Our ability to create and sustain economic growth is the defining issue of our time.
More than pandemics, climate change, terrorist militant groups and other geopolitical risks, economic growth is arguably the most crucial issue to help solve long term challenges that threaten to upend the global economy and destabilize the global political order.
In fact, unless and until we place global economic growth on a sturdy, sustainable and accelerating path, we will be unable to address the seemingly most intractable challenges of our world today; be they in health, education, environment or economic development, and improving living standards.
In this regard, the salient question before us is this: how will we create sustained economic growth?
Developed economies are still struggling to emerge from the shadow of the financial crisis. They’re shouldering high debts and deficits, while the quality and quantity of the workforce is changing. An ageing demographic means rising pensions and health costs, at a time of declining productivity. Capital, labor and productivity are the three key engines of economic growth, and they’re stuttering.
And in developing/emerging economies, where 90% of the world’s population lives and where, on average, 60-70% of the population is below the age of 25 years old, for now and the foreseeable future, economic growth has regressed below the 7% needed to double per capita incomes in one generation and meaningfully continue to put a dent in poverty.
With economic growth, societies are set in motion towards a virtuous cycle of economic opportunity, upward mobility, and rising standards of living.
Without it, communities contract and atrophy - not merely in the annals of economic indices, but more meaningfully in the lived experience of people and their communities.
Growth matters - powerfully - to ordinary people. If economic growth wanes, then everyone suffers; exacerbating numerous other problems - social, health, environmental, and political.
Critically, in the face of challenges to the blind pursuit of economic growth, it must be stressed that what is needed is stable economic growth but we need not pursue it in the manner we have in the past.

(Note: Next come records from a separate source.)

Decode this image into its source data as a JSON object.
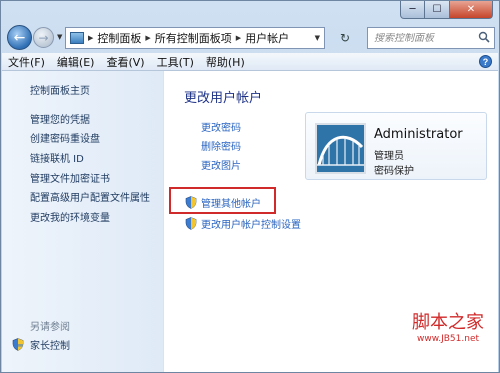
{
  "window": {
    "caption": {
      "min": "─",
      "max": "☐",
      "close": "✕"
    }
  },
  "nav": {
    "back": "←",
    "forward": "→",
    "breadcrumbs": [
      "控制面板",
      "所有控制面板项",
      "用户帐户"
    ],
    "search_placeholder": "搜索控制面板",
    "refresh": "↻"
  },
  "menu": [
    "文件(F)",
    "编辑(E)",
    "查看(V)",
    "工具(T)",
    "帮助(H)"
  ],
  "sidebar": {
    "home": "控制面板主页",
    "links": [
      "管理您的凭据",
      "创建密码重设盘",
      "链接联机 ID",
      "管理文件加密证书",
      "配置高级用户配置文件属性",
      "更改我的环境变量"
    ],
    "see_also": "另请参阅",
    "family": "家长控制"
  },
  "main": {
    "title": "更改用户帐户",
    "links": [
      "更改密码",
      "删除密码",
      "更改图片"
    ],
    "shield_links": [
      "管理其他帐户",
      "更改用户帐户控制设置"
    ]
  },
  "account": {
    "name": "Administrator",
    "role": "管理员",
    "status": "密码保护"
  },
  "watermark": {
    "title": "脚本之家",
    "url": "www.JB51.net"
  },
  "colors": {
    "link": "#2a64c0",
    "title": "#1e3287",
    "highlight": "#d02a2a"
  }
}
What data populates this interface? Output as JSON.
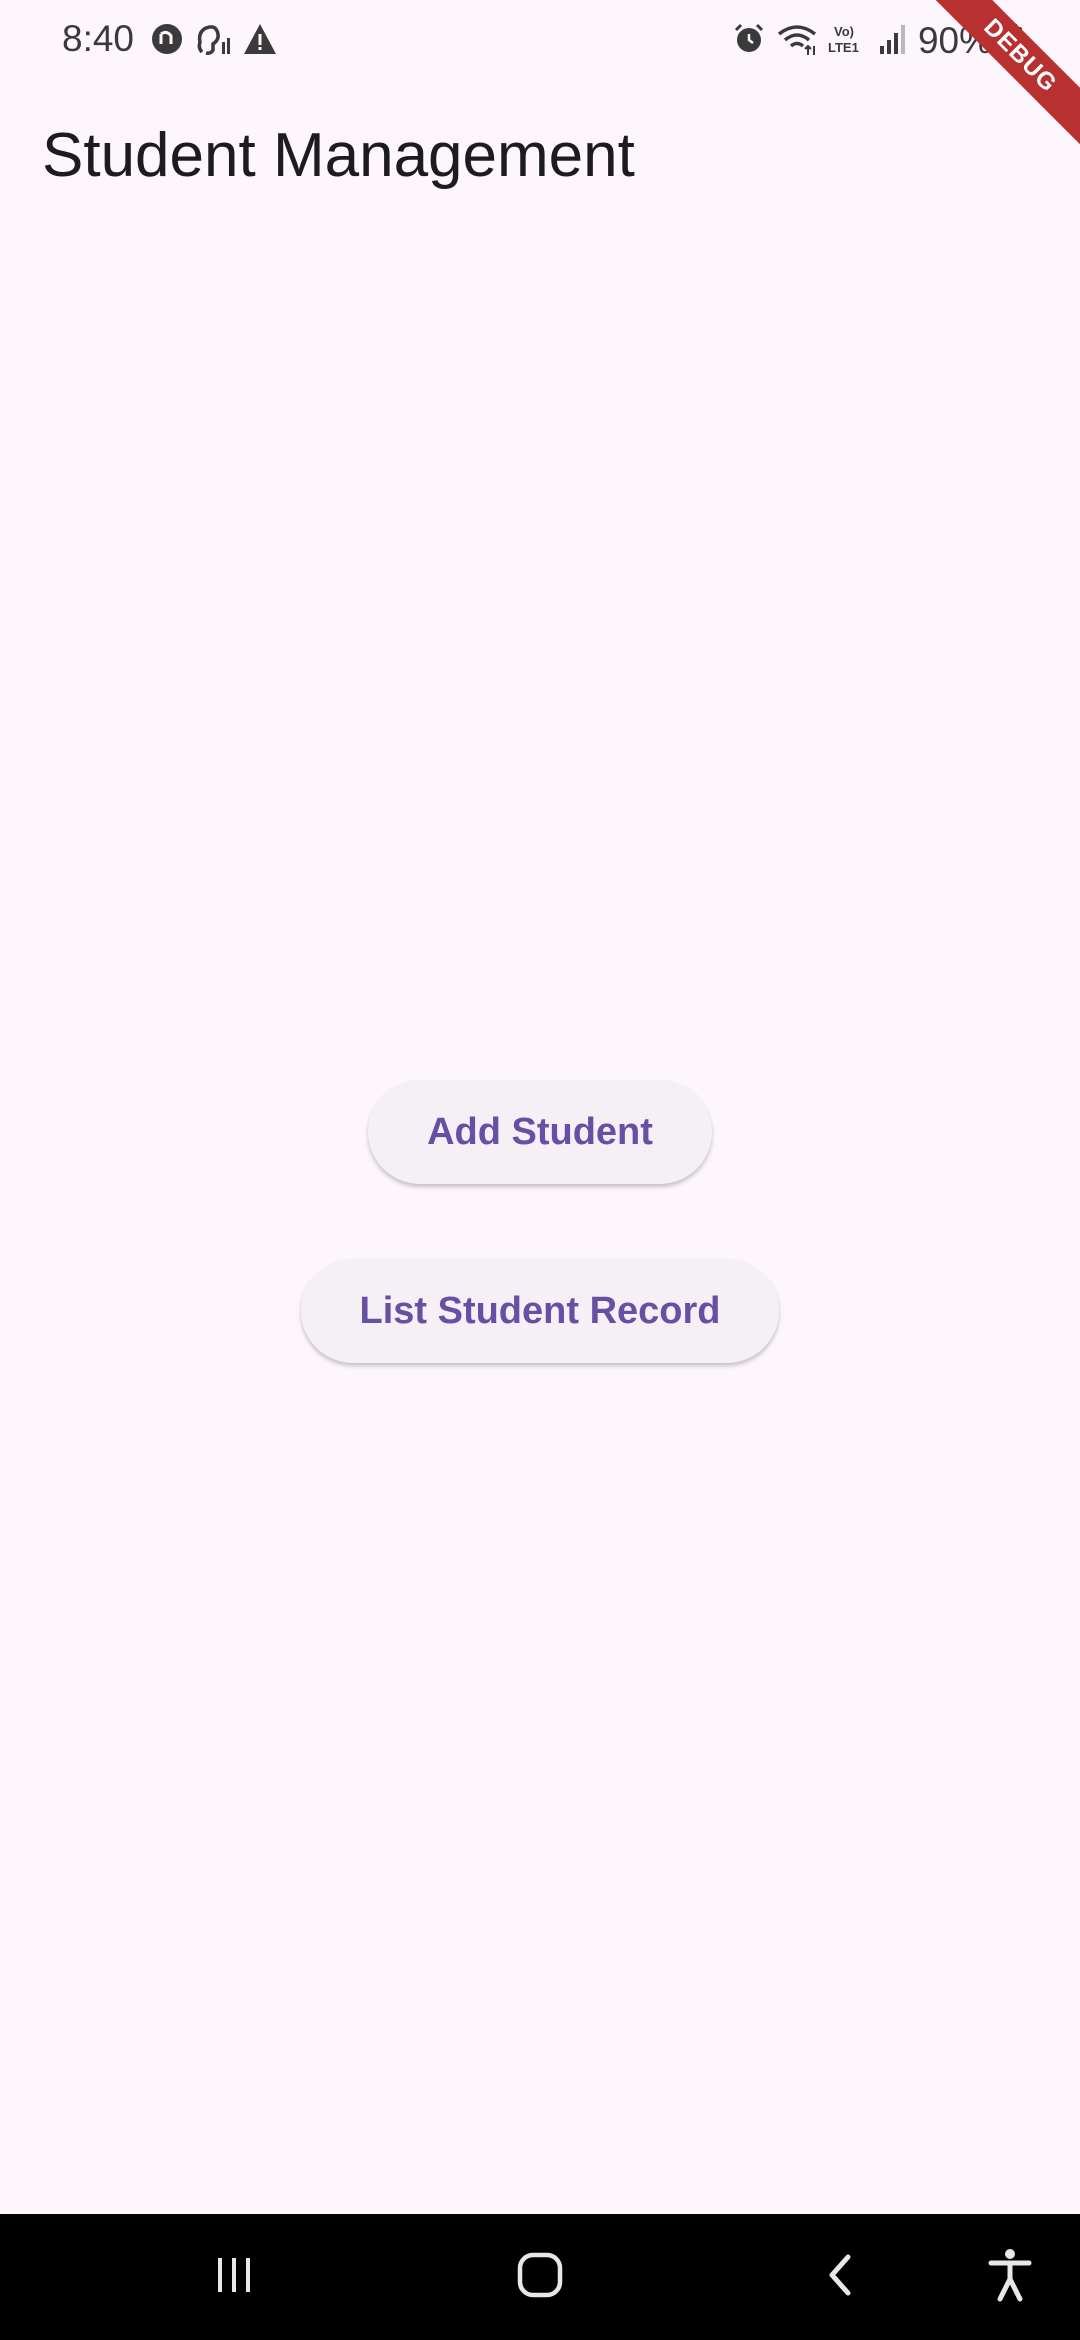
{
  "status_bar": {
    "time": "8:40",
    "battery": "90%",
    "left_icons": [
      "sync-icon",
      "hearing-icon",
      "warning-icon"
    ],
    "right_icons": [
      "alarm-icon",
      "wifi-icon",
      "volte-icon",
      "signal-icon",
      "battery-icon"
    ]
  },
  "debug_banner": "DEBUG",
  "app_bar": {
    "title": "Student Management"
  },
  "actions": {
    "add_student": "Add Student",
    "list_student_record": "List Student Record"
  },
  "nav_bar": {
    "items": [
      "recents-icon",
      "home-icon",
      "back-icon",
      "accessibility-icon"
    ]
  },
  "colors": {
    "background": "#fdf7fd",
    "accent": "#6750a4",
    "button_surface": "#f5f0f6"
  }
}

Over past centuries economic growth has transformed the lives of hundreds of millions of people. And the engine for this success has largely been the capitalist system - an economic system where the factors of production – capital, labor, trade and industry are owned privately, rather than by the state.
More than any other economic system over time, capitalism has proven itself the best way thus far to increase growth (a surplus) and reduce poverty.
Even so, faith in capitalism has waned, and despite capitalism’s recorded success, there are mounting concerns that in its purer forms it fosters corruption, and contributes to widening income inequality. In essence, the benefits of growth are seen to accrue to the few, at the expense of the many.
Of course in practice the definition of capitalism is much more nuanced, so that the challenge before us is how can we improve capitalism and harness its best parts so that the global economy can return to a path that creates economic opportunities for more and we can address the raging social ills plaguing societies today.
Moving beyond Left and Right
Capitalism’s renewed attempt to create economic growth and address these ills must rest on an innovative policy path that is less dogmatic, and that blurs the lines between a facile Left-Right policy spectrum.
From a “Right-leaning” perspective, this could require embedding the principles of market capitalism, such as reward systems and personal accountability, into social programs.
Conditional transfers, a system where financial bonuses or rewards are given to individuals for good behavior, are an example. In essence the government pays people to do things that benefit society as a whole, such as sending their children to school or ensuring that their family is immunized against disease.
Quite apart from the debate of whether society should reward people for what many of us think we should be doing anyway, conditional transfers are a nod to the "Right-leaning" ideals of "pay for performance" that have already had notable success in Mexico, Brazil, and even in New York.
More "Left-leaning" ideas increasingly blur the lines between public and private roles and responsibilities. These proposals look to broaden the purview of government, so that the state takes on a greater role as an arbiter and allocator of the productive factors in an economy; that is allocating capital and labor, rather than leaving this responsibility solely to the private sector.
Meanwhile, there are private-sector initiatives (like Corporate Social Responsibility, or CSR, programs), where businesses take on a bigger role in social causes. In this case, the mandate of private corporations goes beyond merely maximizing the returns of investing shareholders, to maximizing the returns of investing shareholders while giving due consideration to social issues such as pay equity, and/or environmental concerns. Essentially this places a greater onus on private business to itself be a good citizen.
Public-Private Partnerships, witnessed in the build out of America’s infrastructure in the 19th Century and, more recently, in the development of the Internet are just some examples of what is possible when lines are blurred.
Abandoning dogged ideology should mean that we go beyond understanding economics and public policy only within the confines of the market capitalist system.
Indeed, in the quest for economic growth, being more open-minded, and less ideological, means considering some aspects of the long-term initiatives used in countries, such as China, that are blatantly non-democratic and state capitalist. After all, their policy framework and economic approaches have delivered legendary economic growth and moved hundreds of millions of people out of poverty in just a few decades.
In a nutshell, our ability to address the world’s social challenges and ultimately create economic growth to advance human progress crucially rests on recognizing this fact; that ideology is the enemy of growth.
Dambisa Moyo's latest book is Edge of Chaos: Why Democracy Is Failing to Deliver Economic Growth - And How to Fix it